A SPN Exclusive Article By David Jackson (c) 2011
On February 5th, 1956, a science fiction movie titled “Invasion of the Bódy Snatchers” was released in the US. The movie is about a small-town doctor who discovers that the population of his community is being systematically replaced by emotionless alien duplicates.
Fast forward to today, and life is imitating art, with a real life version of Invasion of the Bódy Snatchers being played out. But it’s not just happening in one small town. It’s happening in cities and towns all across America. Only it’s not bodies that are systematically being snatched, it’s our individual right to privacy.
“If you win this case, then there is nothing to prevent the police or the government from monitoring 24 hours a day, the public movement of every citizen of the United States.” Supreme Court Justice Stephen Breyer
I just read a disturbing article on the BBC News website titled How Much Privacy Can Smartphone Owners Expect?
Among other things, the article discusses how The US Supreme Court could soon make a ruling allowing police to monitor the movements of US mobile phone users without a warrant – which legitimately begs the question, now that most of us carry sophisticated tracking devices in our pockets, how much privacy do we have a right to expect?
Because if authorities get their way, they won’t have to ask “Where’s Waldo?” They’ll know exactly where he is, because they’ll be monitoring his smartphone.
The Erosion Of Privacy In America
As American citizens, we have the constitutional right not to be subjected to unsanctioned invasion of privacy by individuals, government or corporations. And while those rights are supposed to be protected by the constitution, the truth of the matter is, the erosion of our privacy has been occurring for decades.
And it hasn’t been occurring in a vacuum either. The media has been reporting on invasion of privacy stories for as long as I can remember. In fact, I distinctly remember a huge media story from twenty years ago about a government agency that used thermal imaging devices to locate a marijuana growing operation in Oregon.

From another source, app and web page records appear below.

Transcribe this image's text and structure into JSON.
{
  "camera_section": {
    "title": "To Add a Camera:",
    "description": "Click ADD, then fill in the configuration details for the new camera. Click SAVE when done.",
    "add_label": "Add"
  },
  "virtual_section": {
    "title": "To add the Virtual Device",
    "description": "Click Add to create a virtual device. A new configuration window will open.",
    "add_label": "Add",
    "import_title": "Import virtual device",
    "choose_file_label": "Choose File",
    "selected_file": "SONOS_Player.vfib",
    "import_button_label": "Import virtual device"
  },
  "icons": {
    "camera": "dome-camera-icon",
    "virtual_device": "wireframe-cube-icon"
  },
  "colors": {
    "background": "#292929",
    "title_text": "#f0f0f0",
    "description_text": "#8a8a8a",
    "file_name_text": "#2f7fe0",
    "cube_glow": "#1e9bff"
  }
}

On January, 27, 1992, Oregon authorities arrested a man named Danny Lee Kyllo, who was tried and convicted of illegally growing marijuana. Authorities located the marijuana by placing thermal imaging devices outside of Kyllo’s home. However, in 2001 in Kyllo v. United States (533 U.S. 27), the conviction was overturned because it was decided that the use of thermal imaging devices that can reveal previously unknown information without a warrant does indeed constitute a violation of privacy. (Source: Wikipedia)